### The input
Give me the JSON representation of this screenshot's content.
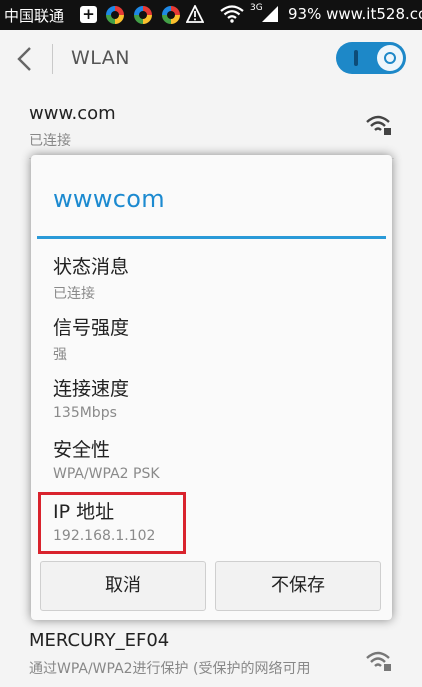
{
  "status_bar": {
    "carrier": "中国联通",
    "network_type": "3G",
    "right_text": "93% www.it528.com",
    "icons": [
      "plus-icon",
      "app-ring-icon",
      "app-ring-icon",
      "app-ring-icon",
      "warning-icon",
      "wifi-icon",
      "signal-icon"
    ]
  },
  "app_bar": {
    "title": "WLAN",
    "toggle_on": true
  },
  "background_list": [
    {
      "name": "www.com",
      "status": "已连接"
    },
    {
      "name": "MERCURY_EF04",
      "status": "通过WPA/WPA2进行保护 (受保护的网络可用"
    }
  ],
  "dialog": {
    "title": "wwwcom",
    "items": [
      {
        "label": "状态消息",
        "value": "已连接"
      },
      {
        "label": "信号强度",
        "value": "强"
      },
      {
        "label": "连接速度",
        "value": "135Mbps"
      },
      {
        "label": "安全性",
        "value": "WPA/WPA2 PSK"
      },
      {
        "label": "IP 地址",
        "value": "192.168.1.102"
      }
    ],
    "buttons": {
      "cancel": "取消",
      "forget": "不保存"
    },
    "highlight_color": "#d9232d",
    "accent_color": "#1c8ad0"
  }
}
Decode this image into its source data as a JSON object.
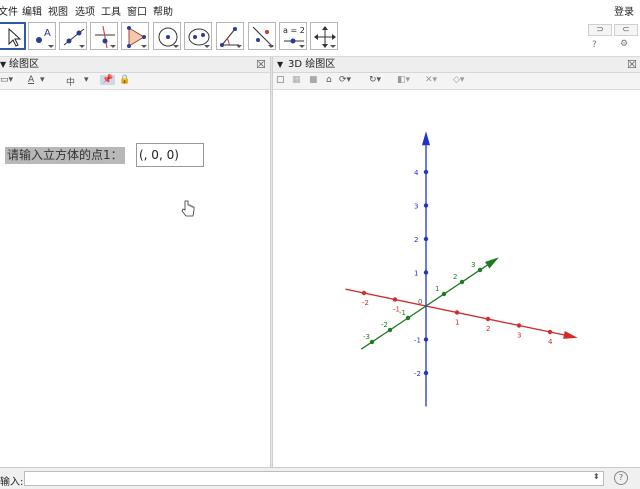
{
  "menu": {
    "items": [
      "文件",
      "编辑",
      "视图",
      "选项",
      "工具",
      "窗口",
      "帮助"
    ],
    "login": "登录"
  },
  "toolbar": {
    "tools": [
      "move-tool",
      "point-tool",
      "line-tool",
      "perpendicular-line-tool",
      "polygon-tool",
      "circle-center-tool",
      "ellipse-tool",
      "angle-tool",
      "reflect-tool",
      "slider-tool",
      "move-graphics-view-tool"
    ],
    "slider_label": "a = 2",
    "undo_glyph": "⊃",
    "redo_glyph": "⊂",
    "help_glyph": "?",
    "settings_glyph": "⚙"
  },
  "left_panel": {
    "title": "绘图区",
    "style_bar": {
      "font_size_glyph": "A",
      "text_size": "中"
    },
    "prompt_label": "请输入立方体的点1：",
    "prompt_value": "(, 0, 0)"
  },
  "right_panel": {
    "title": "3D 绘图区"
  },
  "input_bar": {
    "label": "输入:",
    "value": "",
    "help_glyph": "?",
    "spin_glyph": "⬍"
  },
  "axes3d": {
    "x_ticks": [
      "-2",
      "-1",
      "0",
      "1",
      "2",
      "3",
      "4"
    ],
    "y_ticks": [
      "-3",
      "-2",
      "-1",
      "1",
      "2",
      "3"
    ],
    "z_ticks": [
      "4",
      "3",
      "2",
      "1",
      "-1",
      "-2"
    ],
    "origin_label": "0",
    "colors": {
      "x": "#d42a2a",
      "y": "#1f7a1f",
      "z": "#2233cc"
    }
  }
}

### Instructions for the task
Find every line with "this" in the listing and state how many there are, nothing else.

### Solution below
2